What is a list of some of the Factors that the Court Look at in terms of Custody?          

Again, the Courts look at what is in the best interest of the child. Some of the factors include: each parents financial and physical ability; to provide the children with both essentials and beyond such as food, medical care, shelter, clothing, each parent’s medical history, physical and mental. Again, this might not be the case for most people, but if there is a physical limitation or a mental condition that would impact the parenting that can be a factor.  The children’s age, gender, medical history, both physically and mental and if the child(ren) have special needs.  The parents work schedule and habits are things that can draw negative imprints, such as excessive drinking, smoking, use of drugs. The bond between the child and the parent, what each parent is looking to do, what each child seeking as well depending on the age, the parents willingness to work on having the child have a relationship with both parents, the difference in terms of the stability for the child and how things would be looked at if they were to stay in the same house; or the same district and the impact it might be if they were to move.  The quality of life the child has in keeping things as a status quo.

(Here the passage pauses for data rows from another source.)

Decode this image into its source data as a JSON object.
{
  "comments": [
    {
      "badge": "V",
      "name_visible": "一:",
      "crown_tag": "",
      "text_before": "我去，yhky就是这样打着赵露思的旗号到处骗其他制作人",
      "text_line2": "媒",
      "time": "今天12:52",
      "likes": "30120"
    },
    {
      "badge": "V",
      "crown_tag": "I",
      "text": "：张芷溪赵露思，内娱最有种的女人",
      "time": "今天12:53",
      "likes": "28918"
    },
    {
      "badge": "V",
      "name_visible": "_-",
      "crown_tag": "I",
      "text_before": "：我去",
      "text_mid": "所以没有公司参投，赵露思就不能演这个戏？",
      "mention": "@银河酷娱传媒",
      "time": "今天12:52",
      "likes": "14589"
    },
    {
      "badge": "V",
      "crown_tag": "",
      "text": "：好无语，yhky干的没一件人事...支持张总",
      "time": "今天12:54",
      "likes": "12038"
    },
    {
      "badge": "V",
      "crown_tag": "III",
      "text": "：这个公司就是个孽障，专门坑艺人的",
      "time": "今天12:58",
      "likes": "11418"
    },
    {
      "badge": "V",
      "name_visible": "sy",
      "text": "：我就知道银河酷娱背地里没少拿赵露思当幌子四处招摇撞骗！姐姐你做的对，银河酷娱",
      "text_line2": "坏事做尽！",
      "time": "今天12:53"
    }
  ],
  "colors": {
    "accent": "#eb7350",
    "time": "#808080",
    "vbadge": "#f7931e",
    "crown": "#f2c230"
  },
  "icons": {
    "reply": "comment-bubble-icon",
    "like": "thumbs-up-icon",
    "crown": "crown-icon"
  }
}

There can be other factors as well, such as whether there are false allegations against parents, the parents criminal record, if any, restraining orders, if any, DCF involvement, if any.

My Spouse and I Recently Separated and Filed for Divorce.  We like to figure out a Custody and Visitation Schedule Without the Courts deciding that, is this Possible?               

Yes.  The Court has to approve the Agreement as fair and reasonable.  Usually, the Judge is very much in favor of parents working out a schedule on their own. The parties can do that on their own or can do that with a Mediator or through their attorneys.  It is a beneficial decision for the parents to make rather than a Judge because the parents know what is in the children’s best interest probably more likely than a Judge would and a Judge can end up deciding that neither parent likes.

Can anyone other than a Parent get Custody of a child?    

The answer is Yes and No.  Usually, it is just the parents that would get custody. However, if DCF is involved DCF can take custody or there can be a third-party custody.  In addition, there are guardianship’s, adoptions and other circumstances where a grandparent, aunt/uncle, other relatives, close members of the family or a friend can seek, but they must show that the parents either are currently unfit, unwilling or unable to meet the child or children’s specialized needs; so, it is not an easy process to do.  In addition, there is a statute allowing grandparent visitation in Massachusetts; although it is restrictive.